Find each line in the records below that contains the word "later", and copy it out.

________________________

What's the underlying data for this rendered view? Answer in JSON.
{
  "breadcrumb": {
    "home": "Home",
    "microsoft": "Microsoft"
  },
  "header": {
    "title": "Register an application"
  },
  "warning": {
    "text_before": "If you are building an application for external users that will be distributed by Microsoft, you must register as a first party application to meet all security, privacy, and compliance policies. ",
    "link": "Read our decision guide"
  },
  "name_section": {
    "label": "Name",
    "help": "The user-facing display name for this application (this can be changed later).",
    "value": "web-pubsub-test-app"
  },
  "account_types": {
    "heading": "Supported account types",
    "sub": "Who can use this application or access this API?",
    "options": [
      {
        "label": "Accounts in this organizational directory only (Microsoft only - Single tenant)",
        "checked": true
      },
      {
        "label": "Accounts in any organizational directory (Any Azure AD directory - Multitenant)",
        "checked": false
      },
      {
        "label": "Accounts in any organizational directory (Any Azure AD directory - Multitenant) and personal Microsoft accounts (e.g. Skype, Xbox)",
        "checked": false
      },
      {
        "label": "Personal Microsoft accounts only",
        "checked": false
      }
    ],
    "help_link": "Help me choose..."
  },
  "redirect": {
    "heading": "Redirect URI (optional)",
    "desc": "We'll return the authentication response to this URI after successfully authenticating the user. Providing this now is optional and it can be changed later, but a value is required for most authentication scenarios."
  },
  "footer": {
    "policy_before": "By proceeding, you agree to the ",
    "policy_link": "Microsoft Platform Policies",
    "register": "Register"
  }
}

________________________

» **YOUR SOLUTION**
    "help": "The user-facing display name for this application (this can be changed later).",
    "desc": "We'll return the authentication response to this URI after successfully authenticating the user. Providing this now is optional and it can be changed later, but a value is required for most authentication scenarios."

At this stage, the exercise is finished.